- Kettlebell workout: There's a reason why Jessica Alba's been looking so great on the beach: trainer Yumi Lee, who introduced the actress to CrossFit. Yumi showed us how to burn major calories with this CrossFit kettlebell video workout.
Iceland's Annie Throrisdottir may have decided against becoming an Olympian, but she's a champion in her own right: the athlete recently won the Reebok CrossFit Games for the second time in a row, securing her title of Fittest Female on Earth.
Even if competitive exercise isn't in your future, CrossFit may still be the perfect workout — at least according to CrossFit's biggest fan. "CrossFit is good for everyone, which is why pretty much my whole family is doing it; my parents love it," she told me after her CrossFit Games win. Even so, there's a right way and wrong way to start CrossFit.

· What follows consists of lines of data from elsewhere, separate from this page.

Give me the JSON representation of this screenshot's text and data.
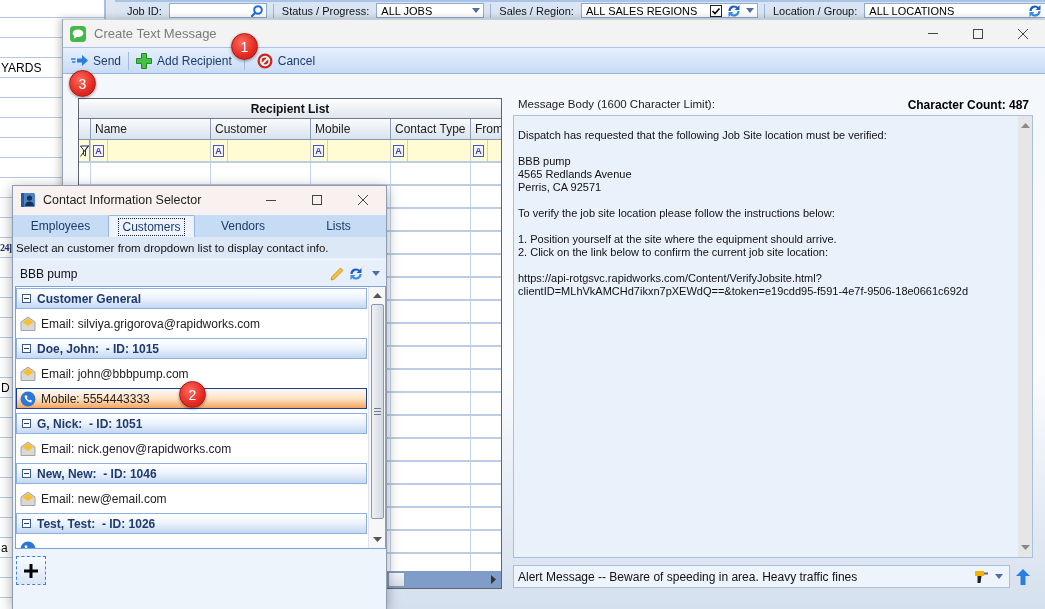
{
  "background": {
    "filters": [
      {
        "kind": "search",
        "label": "Job ID:"
      },
      {
        "kind": "dropdown",
        "label": "Status / Progress:",
        "value": "ALL JOBS"
      },
      {
        "kind": "dropdown_check",
        "label": "Sales / Region:",
        "value": "ALL SALES REGIONS",
        "checked": true
      },
      {
        "kind": "dropdown_refresh",
        "label": "Location / Group:",
        "value": "ALL LOCATIONS"
      }
    ],
    "rows": [
      {},
      {},
      {
        "cell": "YARDS",
        "bold": false
      },
      {},
      {},
      {},
      {},
      {},
      {},
      {},
      {},
      {
        "cell": "24]",
        "bold": true
      },
      {},
      {},
      {},
      {},
      {},
      {},
      {
        "cell": "D",
        "bold": false
      },
      {},
      {},
      {},
      {},
      {},
      {},
      {},
      {
        "cell": "a",
        "bold": false
      },
      {},
      {},
      {}
    ]
  },
  "compose_window": {
    "title": "Create Text Message",
    "toolbar": [
      {
        "kind": "send",
        "label": "Send"
      },
      {
        "kind": "add",
        "label": "Add Recipient"
      },
      {
        "kind": "cancel",
        "label": "Cancel"
      }
    ],
    "recipient_list": {
      "title": "Recipient List",
      "columns": [
        {
          "label": "Name",
          "filter_operator": "A"
        },
        {
          "label": "Customer",
          "filter_operator": "A"
        },
        {
          "label": "Mobile",
          "filter_operator": "A"
        },
        {
          "label": "Contact Type",
          "filter_operator": "A"
        },
        {
          "label": "From",
          "filter_operator": "A"
        }
      ]
    },
    "message": {
      "label": "Message Body (1600 Character Limit):",
      "character_count": "Character Count: 487",
      "body": "Dispatch has requested that the following Job Site location must be verified:\n\nBBB pump\n4565 Redlands Avenue\nPerris, CA 92571\n\nTo verify the job site location please follow the instructions below:\n\n1. Position yourself at the site where the equipment should arrive.\n2. Click on the link below to confirm the current job site location:\n\nhttps://api-rotgsvc.rapidworks.com/Content/VerifyJobsite.html?\nclientID=MLhVkAMCHd7ikxn7pXEWdQ==&token=e19cdd95-f591-4e7f-9506-18e0661c692d"
    },
    "alert": {
      "value": "Alert Message -- Beware of speeding in area. Heavy traffic fines"
    }
  },
  "contact_selector": {
    "title": "Contact Information Selector",
    "tabs": [
      {
        "label": "Employees",
        "selected": false
      },
      {
        "label": "Customers",
        "selected": true
      },
      {
        "label": "Vendors",
        "selected": false
      },
      {
        "label": "Lists",
        "selected": false
      }
    ],
    "hint": "Select an customer from dropdown list to display contact info.",
    "customer": "BBB pump",
    "groups": [
      {
        "title": "Customer General",
        "expanded": true,
        "items": [
          {
            "kind": "email",
            "text": "Email: silviya.grigorova@rapidworks.com",
            "selected": false
          }
        ]
      },
      {
        "title": "Doe, John:  - ID: 1015",
        "expanded": true,
        "items": [
          {
            "kind": "email",
            "text": "Email: john@bbbpump.com",
            "selected": false
          },
          {
            "kind": "mobile",
            "text": "Mobile: 5554443333",
            "selected": true
          }
        ]
      },
      {
        "title": "G, Nick:  - ID: 1051",
        "expanded": true,
        "items": [
          {
            "kind": "email",
            "text": "Email: nick.genov@rapidworks.com",
            "selected": false
          }
        ]
      },
      {
        "title": "New, New:  - ID: 1046",
        "expanded": true,
        "items": [
          {
            "kind": "email",
            "text": "Email: new@email.com",
            "selected": false
          }
        ]
      },
      {
        "title": "Test, Test:  - ID: 1026",
        "expanded": true,
        "items": [
          {
            "kind": "mobile",
            "selected": false
          }
        ]
      }
    ]
  },
  "callouts": [
    {
      "label": "1"
    },
    {
      "label": "2"
    },
    {
      "label": "3"
    }
  ]
}
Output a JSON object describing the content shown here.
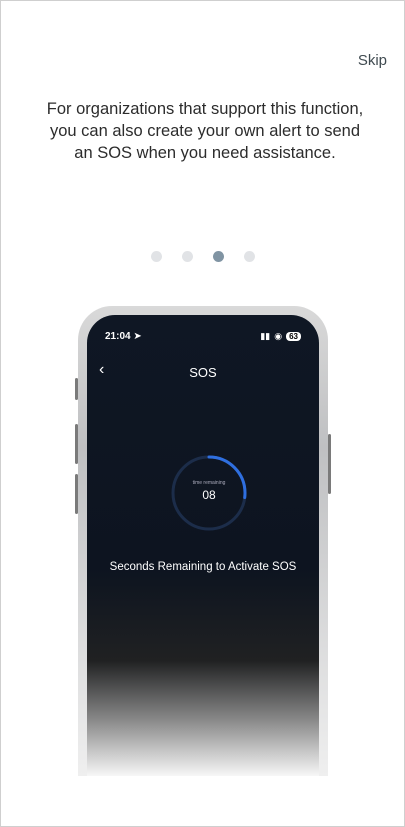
{
  "onboarding": {
    "skip_label": "Skip",
    "description": "For organizations that support this function, you can also create your own alert to send an SOS when you need assistance.",
    "pager": {
      "total": 4,
      "active_index": 2
    }
  },
  "phone": {
    "status_bar": {
      "time": "21:04",
      "battery": "63"
    },
    "nav": {
      "back_icon": "chevron-left-icon",
      "title": "SOS"
    },
    "timer": {
      "label": "time remaining",
      "value": "08",
      "progress": 0.27
    },
    "message": "Seconds Remaining to Activate SOS"
  },
  "colors": {
    "dot_active": "#8094a3",
    "dot_inactive": "#e1e3e6",
    "ring_accent": "#2f6fe0",
    "ring_track": "#1c2d4a"
  }
}
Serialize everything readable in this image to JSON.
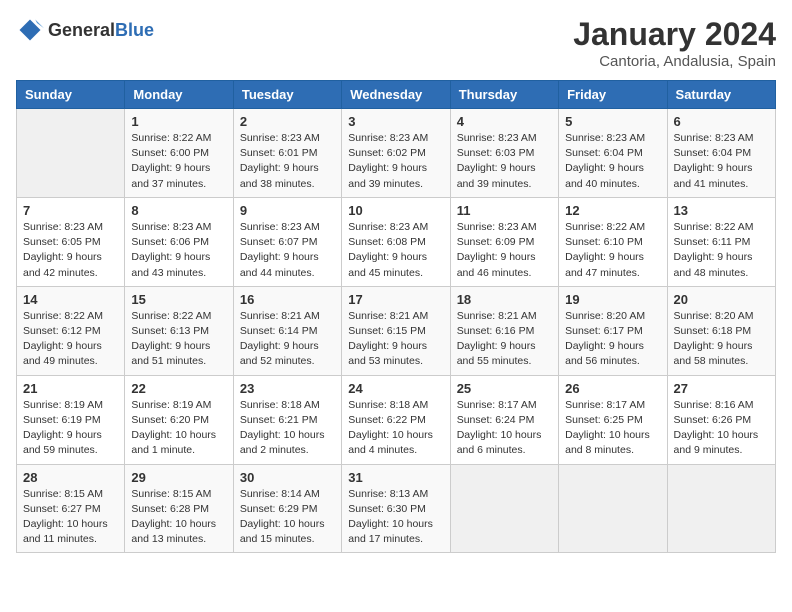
{
  "header": {
    "logo": {
      "text_general": "General",
      "text_blue": "Blue"
    },
    "month": "January 2024",
    "location": "Cantoria, Andalusia, Spain"
  },
  "weekdays": [
    "Sunday",
    "Monday",
    "Tuesday",
    "Wednesday",
    "Thursday",
    "Friday",
    "Saturday"
  ],
  "weeks": [
    [
      {
        "day": "",
        "info": ""
      },
      {
        "day": "1",
        "info": "Sunrise: 8:22 AM\nSunset: 6:00 PM\nDaylight: 9 hours\nand 37 minutes."
      },
      {
        "day": "2",
        "info": "Sunrise: 8:23 AM\nSunset: 6:01 PM\nDaylight: 9 hours\nand 38 minutes."
      },
      {
        "day": "3",
        "info": "Sunrise: 8:23 AM\nSunset: 6:02 PM\nDaylight: 9 hours\nand 39 minutes."
      },
      {
        "day": "4",
        "info": "Sunrise: 8:23 AM\nSunset: 6:03 PM\nDaylight: 9 hours\nand 39 minutes."
      },
      {
        "day": "5",
        "info": "Sunrise: 8:23 AM\nSunset: 6:04 PM\nDaylight: 9 hours\nand 40 minutes."
      },
      {
        "day": "6",
        "info": "Sunrise: 8:23 AM\nSunset: 6:04 PM\nDaylight: 9 hours\nand 41 minutes."
      }
    ],
    [
      {
        "day": "7",
        "info": "Sunrise: 8:23 AM\nSunset: 6:05 PM\nDaylight: 9 hours\nand 42 minutes."
      },
      {
        "day": "8",
        "info": "Sunrise: 8:23 AM\nSunset: 6:06 PM\nDaylight: 9 hours\nand 43 minutes."
      },
      {
        "day": "9",
        "info": "Sunrise: 8:23 AM\nSunset: 6:07 PM\nDaylight: 9 hours\nand 44 minutes."
      },
      {
        "day": "10",
        "info": "Sunrise: 8:23 AM\nSunset: 6:08 PM\nDaylight: 9 hours\nand 45 minutes."
      },
      {
        "day": "11",
        "info": "Sunrise: 8:23 AM\nSunset: 6:09 PM\nDaylight: 9 hours\nand 46 minutes."
      },
      {
        "day": "12",
        "info": "Sunrise: 8:22 AM\nSunset: 6:10 PM\nDaylight: 9 hours\nand 47 minutes."
      },
      {
        "day": "13",
        "info": "Sunrise: 8:22 AM\nSunset: 6:11 PM\nDaylight: 9 hours\nand 48 minutes."
      }
    ],
    [
      {
        "day": "14",
        "info": "Sunrise: 8:22 AM\nSunset: 6:12 PM\nDaylight: 9 hours\nand 49 minutes."
      },
      {
        "day": "15",
        "info": "Sunrise: 8:22 AM\nSunset: 6:13 PM\nDaylight: 9 hours\nand 51 minutes."
      },
      {
        "day": "16",
        "info": "Sunrise: 8:21 AM\nSunset: 6:14 PM\nDaylight: 9 hours\nand 52 minutes."
      },
      {
        "day": "17",
        "info": "Sunrise: 8:21 AM\nSunset: 6:15 PM\nDaylight: 9 hours\nand 53 minutes."
      },
      {
        "day": "18",
        "info": "Sunrise: 8:21 AM\nSunset: 6:16 PM\nDaylight: 9 hours\nand 55 minutes."
      },
      {
        "day": "19",
        "info": "Sunrise: 8:20 AM\nSunset: 6:17 PM\nDaylight: 9 hours\nand 56 minutes."
      },
      {
        "day": "20",
        "info": "Sunrise: 8:20 AM\nSunset: 6:18 PM\nDaylight: 9 hours\nand 58 minutes."
      }
    ],
    [
      {
        "day": "21",
        "info": "Sunrise: 8:19 AM\nSunset: 6:19 PM\nDaylight: 9 hours\nand 59 minutes."
      },
      {
        "day": "22",
        "info": "Sunrise: 8:19 AM\nSunset: 6:20 PM\nDaylight: 10 hours\nand 1 minute."
      },
      {
        "day": "23",
        "info": "Sunrise: 8:18 AM\nSunset: 6:21 PM\nDaylight: 10 hours\nand 2 minutes."
      },
      {
        "day": "24",
        "info": "Sunrise: 8:18 AM\nSunset: 6:22 PM\nDaylight: 10 hours\nand 4 minutes."
      },
      {
        "day": "25",
        "info": "Sunrise: 8:17 AM\nSunset: 6:24 PM\nDaylight: 10 hours\nand 6 minutes."
      },
      {
        "day": "26",
        "info": "Sunrise: 8:17 AM\nSunset: 6:25 PM\nDaylight: 10 hours\nand 8 minutes."
      },
      {
        "day": "27",
        "info": "Sunrise: 8:16 AM\nSunset: 6:26 PM\nDaylight: 10 hours\nand 9 minutes."
      }
    ],
    [
      {
        "day": "28",
        "info": "Sunrise: 8:15 AM\nSunset: 6:27 PM\nDaylight: 10 hours\nand 11 minutes."
      },
      {
        "day": "29",
        "info": "Sunrise: 8:15 AM\nSunset: 6:28 PM\nDaylight: 10 hours\nand 13 minutes."
      },
      {
        "day": "30",
        "info": "Sunrise: 8:14 AM\nSunset: 6:29 PM\nDaylight: 10 hours\nand 15 minutes."
      },
      {
        "day": "31",
        "info": "Sunrise: 8:13 AM\nSunset: 6:30 PM\nDaylight: 10 hours\nand 17 minutes."
      },
      {
        "day": "",
        "info": ""
      },
      {
        "day": "",
        "info": ""
      },
      {
        "day": "",
        "info": ""
      }
    ]
  ]
}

Just try it: One of CrossFit's greatest strengths, says Annie, is the fact that it encompasses many different types of exercise. "It's so diverse," Annie says. She started CrossFit through running and deadlifts, gradually working her way up to more difficult aspects of the workout, like muscle-ups (done on gymnastics rings). "Try it out, and even though you get really sore after your first training session, that does not mean that you have to give up," Annie says. "Give it at least one or two weeks and then the soreness will go away and it will start being really fun. You can measure everything and see how you're getting better; it's so much different than going to the gym by yourself."
Take it slow: You may be inspired by all the chiseled men and women you see in CrossFit campaigns, but the fact is that you need to perfect your form before you actually ramp up your workout. "It's really important that you're keeping good form in everything that you do," Annie advises. "That's what me and my coaches have been working on a lot for the past years: making sure that nothing I do is unsafe. If you get injuries, you're not going to want to train anymore. It was kind of hard for me because I always go full out every single training session, but it was definitely good to take it one step backwards and focus on doing things perfectly; then it was so much easier to build on it, and I got further than I thought I could. That's definitely the way to go; always think about listening to your body."
Read on for more of Annie's tips for CrossFit newbies!